The valley's first wind farm near Osprey Lake will be completed by early 2017

Construction is underway on the region’s first wind farm, located near Osprey Lake on Princeton-Summerland Road.

According to a press release issued by Okanagan Wind, the five-mill wind energy facility should be operational early next year.

The Shinish Creek wind farm is one of two power facilities being built on Crown Land in the Thompson-Okanagan Region.

Together the plants are expected to reduce total greenhouse gas emissions in the province by approximately 60,000 tonnes a year – the equivalent of taking 12,000 cars off the roads.

Their total capacity will be 30 Megawatts, and production will represent 6 per cent of BC’s wind energy power.

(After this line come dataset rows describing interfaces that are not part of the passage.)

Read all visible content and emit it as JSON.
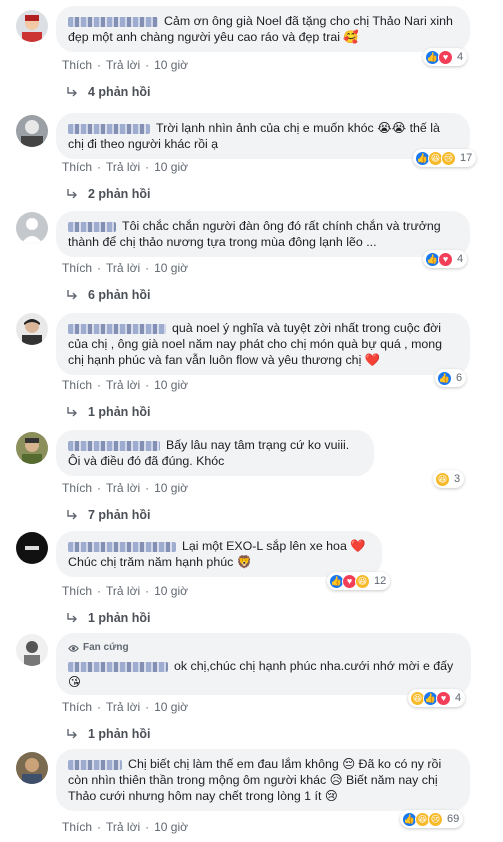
{
  "actions": {
    "like": "Thích",
    "reply": "Trả lời",
    "sep": "·"
  },
  "comments": [
    {
      "text": "Cảm ơn ông già Noel đã tặng cho chị Thảo Nari xinh đẹp một anh chàng người yêu cao ráo và đẹp trai 🥰",
      "time": "10 giờ",
      "reactions": [
        "like",
        "love"
      ],
      "reaction_count": "4",
      "replies": "4 phản hồi"
    },
    {
      "text": "Trời lạnh nhìn ảnh của chị e muốn khóc 😭😭 thế là chị đi theo người khác rồi ạ",
      "time": "10 giờ",
      "reactions": [
        "like",
        "haha",
        "sad"
      ],
      "reaction_count": "17",
      "replies": "2 phản hồi"
    },
    {
      "text": "Tôi chắc chắn người đàn ông đó rất chính chắn và trưởng thành để chị thảo nương tựa trong mùa đông lạnh lẽo ...",
      "time": "10 giờ",
      "reactions": [
        "like",
        "love"
      ],
      "reaction_count": "4",
      "replies": "6 phản hồi"
    },
    {
      "text": "quà noel ý nghĩa và tuyệt zời nhất trong cuộc đời của chị , ông già noel năm nay phát cho chị món quà bự quá , mong chị hạnh phúc và fan vẫn luôn flow và yêu thương chị ❤️",
      "time": "10 giờ",
      "reactions": [
        "like"
      ],
      "reaction_count": "6",
      "replies": "1 phản hồi"
    },
    {
      "text": "Bấy lâu nay tâm trạng cứ ko vuiii. Ôi và điều đó đã đúng. Khóc",
      "time": "10 giờ",
      "reactions": [
        "haha"
      ],
      "reaction_count": "3",
      "replies": "7 phản hồi"
    },
    {
      "text": "Lại một EXO-L sắp lên xe hoa ❤️ Chúc chị trăm năm hạnh phúc 🦁",
      "time": "10 giờ",
      "reactions": [
        "like",
        "love",
        "haha"
      ],
      "reaction_count": "12",
      "replies": "1 phản hồi"
    },
    {
      "badge": "Fan cứng",
      "text": "ok chị,chúc chị hạnh phúc nha.cưới nhớ mời e đấy😘",
      "time": "10 giờ",
      "reactions": [
        "haha",
        "like",
        "love"
      ],
      "reaction_count": "4",
      "replies": "1 phản hồi"
    },
    {
      "text": "Chị biết chị làm thế em đau lắm không 😔 Đã ko có ny rồi còn nhìn thiên thần trong mộng ôm người khác 😥 Biết năm nay chị Thảo cưới nhưng hôm nay chết trong lòng 1 ít 😢",
      "time": "10 giờ",
      "reactions": [
        "like",
        "haha",
        "sad"
      ],
      "reaction_count": "69"
    }
  ]
}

“Wind energy is a clean, low-cost source of emission-free electricity. We are excited to bring the Okanagan region its first source of wind energy and to help the region contribute to BC’s goal of generating at least 93 per cent of electricity from clean or renewable sources,” said Stephen Simpson, vice president of InstarAGF Asset Management, the project funder.

The windmills currently under construction will stand 100 meters tall with blades that are 55 meters long.

According to material provided by Okanagan Wind, the construction of the two farms is being carried out by a crew of 60 members, and combined they will contribute approximately $7.5 million to the respective local economies.

“As construction gains momentum we are especially appreciative for local support and partnerships and look forward to being a long-term contributor to the community,” said Simpson.

The projects are being developed by Zero Emission Energy Developments Inc., in collaboration with the Westbank First Nation, Upper Nicola Band and Penticton Indian Band.